The UK government will finally ban ‘gay cure’ therapy and proposed other pledges in the LGBT action plan.
Published by the Equalities Office today (3 July), the dangerous practice of ‘conversion therapy’ will be stopped in Britain.
The proposal was part of 30 pages of pledges, including on how to improve police response to LGBTI hate crime.
Other suggestions include more support for LGBTI students and teachers and improvements to gender identity services.
However, the UK government will only give an in initial £4.5 million in funding.
Is the LGBT action plan good enough?
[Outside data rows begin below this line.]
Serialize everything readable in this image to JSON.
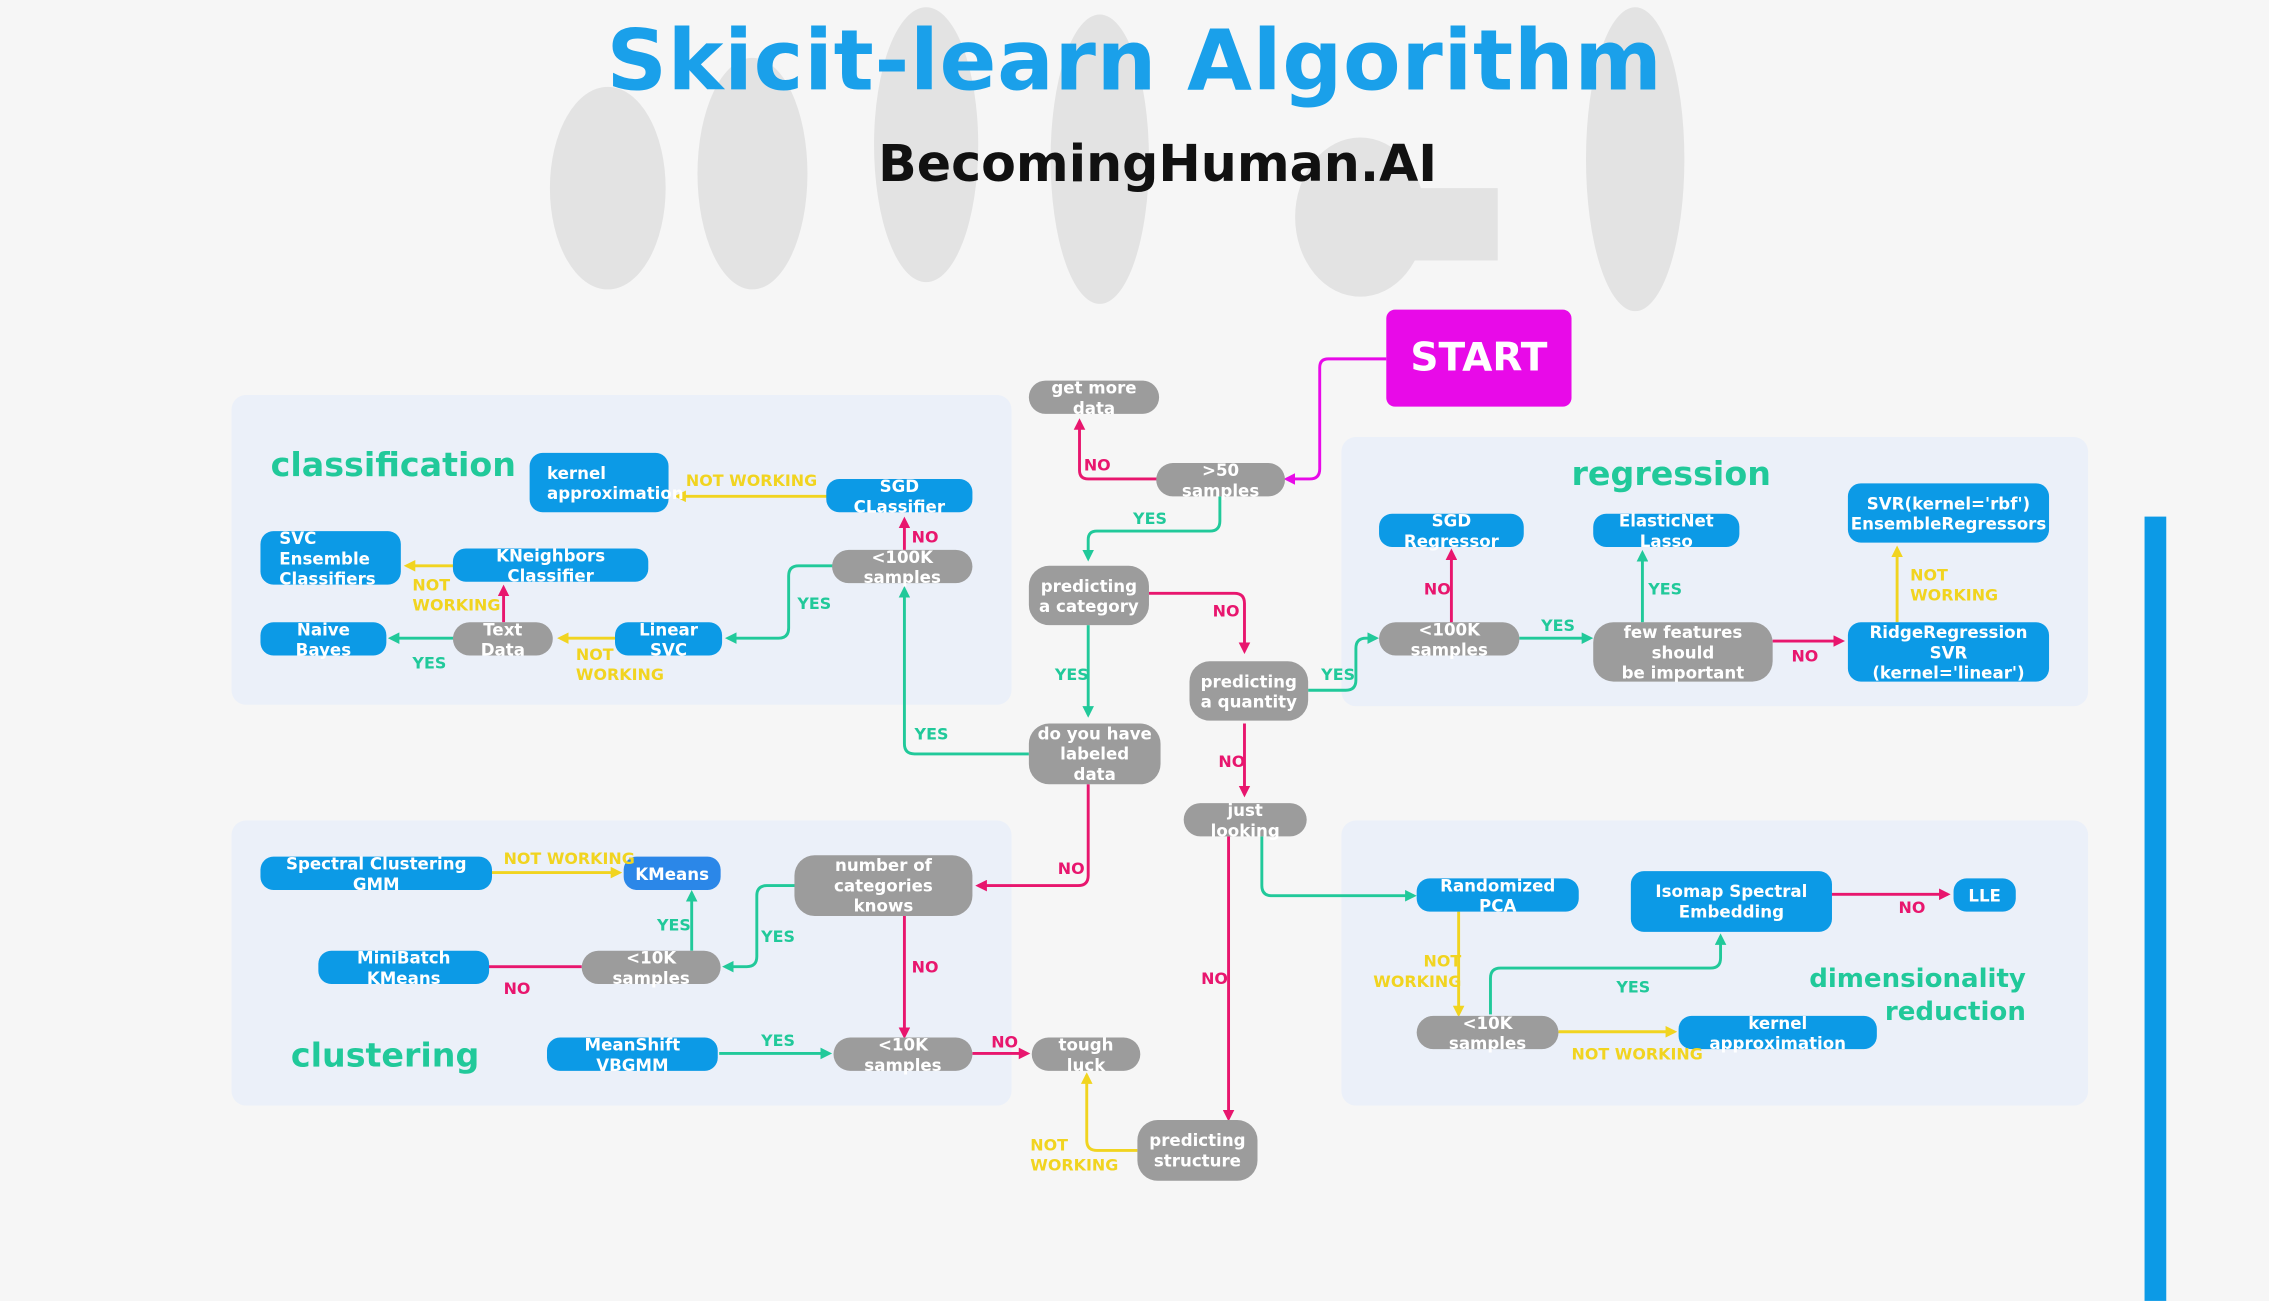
{
  "header": {
    "title": "Skicit-learn Algorithm",
    "subtitle": "BecomingHuman.AI"
  },
  "sections": {
    "classification": "classification",
    "regression": "regression",
    "clustering": "clustering",
    "dimensionality": "dimensionality\nreduction"
  },
  "nodes": {
    "start": "START",
    "get_more_data": "get more data",
    "gt50": ">50 samples",
    "pred_category": "predicting\na category",
    "pred_quantity": "predicting\na quantity",
    "labeled": "do you have\nlabeled data",
    "just_looking": "just looking",
    "num_cats": "number of\ncategories knows",
    "tough_luck": "tough luck",
    "pred_structure": "predicting\nstructure",
    "lt100k_class": "<100K samples",
    "sgd_classifier": "SGD CLassifier",
    "kernel_approx_class": "kernel\napproximation",
    "linear_svc": "Linear SVC",
    "text_data": "Text Data",
    "kneighbors": "KNeighbors Classifier",
    "svc_ensemble": "SVC Ensemble\nClassifiers",
    "naive_bayes": "Naive Bayes",
    "lt100k_reg": "<100K samples",
    "sgd_regressor": "SGD Regressor",
    "few_features": "few features should\nbe important",
    "elasticnet": "ElasticNet Lasso",
    "ridge": "RidgeRegression SVR\n(kernel='linear')",
    "svr_rbf": "SVR(kernel='rbf')\nEnsembleRegressors",
    "spectral_gmm": "Spectral Clustering GMM",
    "kmeans": "KMeans",
    "lt10k_clust": "<10K samples",
    "minibatch": "MiniBatch KMeans",
    "meanshift": "MeanShift VBGMM",
    "lt10k_clust2": "<10K samples",
    "randomized_pca": "Randomized PCA",
    "isomap": "Isomap Spectral\nEmbedding",
    "lle": "LLE",
    "lt10k_dim": "<10K samples",
    "kernel_approx_dim": "kernel approximation"
  },
  "edge_labels": {
    "yes": "YES",
    "no": "NO",
    "not_working": "NOT WORKING",
    "not_working_2line": "NOT\nWORKING"
  },
  "colors": {
    "yes": "#21c99a",
    "no": "#e8166e",
    "not_working": "#f1d420",
    "start": "#e80ae8",
    "accent": "#0c9ae6"
  }
}
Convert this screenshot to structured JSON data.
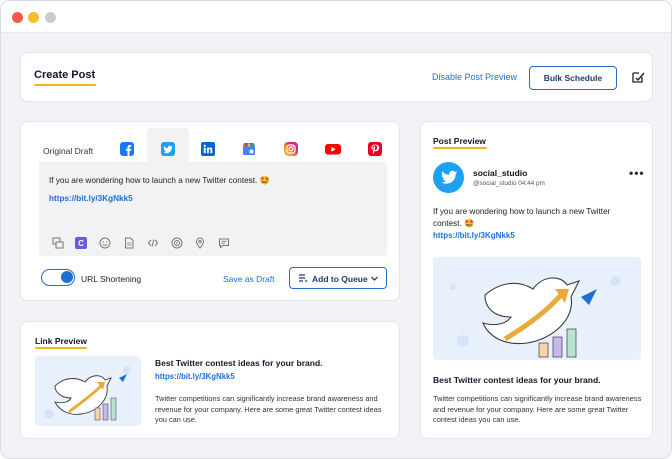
{
  "header": {
    "title": "Create Post",
    "disable_preview": "Disable Post Preview",
    "bulk_schedule": "Bulk Schedule"
  },
  "editor": {
    "tabs": [
      {
        "label": "Original Draft"
      },
      {
        "icon": "facebook-icon"
      },
      {
        "icon": "twitter-icon",
        "active": true
      },
      {
        "icon": "linkedin-icon"
      },
      {
        "icon": "google-business-icon"
      },
      {
        "icon": "instagram-icon"
      },
      {
        "icon": "youtube-icon"
      },
      {
        "icon": "pinterest-icon"
      }
    ],
    "text": "If you are wondering how to launch a new Twitter contest. 🤩",
    "link": "https://bit.ly/3KgNkk5",
    "url_shortening": "URL Shortening",
    "save_draft": "Save as Draft",
    "add_to_queue": "Add to Queue"
  },
  "link_preview": {
    "title": "Link Preview",
    "headline": "Best Twitter contest ideas for your brand.",
    "link": "https://bit.ly/3KgNkk5",
    "description": "Twitter competitions can significantly increase brand awareness and revenue for your company. Here are some great Twitter contest ideas you can use."
  },
  "post_preview": {
    "title": "Post Preview",
    "name": "social_studio",
    "handle_time": "@social_studio  04:44 pm",
    "more": "•••",
    "text": "If you are wondering how to launch a new Twitter contest. 🤩",
    "link": "https://bit.ly/3KgNkk5",
    "headline": "Best Twitter contest ideas for your brand.",
    "description": "Twitter competitions can significantly increase brand awareness and revenue for your company. Here are some great Twitter contest ideas you can use."
  },
  "colors": {
    "accent": "#1f6fd1",
    "underline": "#f6b31a",
    "twitter": "#1da1f2"
  }
}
Other activists say that it does not cover protections to LGBTI asylum seekers. It also gives no likelihood to what will happen after Brexit.
Over 100,000 people responded to the survey which ran from July to October last year.
- 68% said they had avoided holding hands in public with a same-sex partner
- 70% said they had at times not been open about their sexual orientation
- Transgender respondents had very low scores of life satisfaction (5.4) compared to the rest of the UK (7.7)
- 5% of respondents had been offered so called ‘conversion’ or ‘reparative’ therapy to cure them of being LGBT. A further 2% had undergone it.
- 19% of respondents with a job had not been open about their sexual orientation or gender identity with any of their colleagues.
Prime Minister U-turns on ‘gay cure’ therapy
Prime Minister Theresa May has previously said she would not go ahead with plans to ban ‘gay cure’ therapy.
But in response to the action plan, she said: ‘I was struck by just how many respondents said they cannot be open about their sexual orientation or avoid holding hands with their partner in public for fear of a negative reaction.
‘No one should ever have to hide who they are or who they love. [The plan will] set out concrete steps to deliver real and lasting change across society.’
Penny Mordaunt, the minister for women and equalities, said: ‘Our action plan is a step towards everyone, regardless of their sexual orientation, gender identity or sex characteristics, being able to live safe, happy and healthy lives where they can be themselves without fear of discrimination.’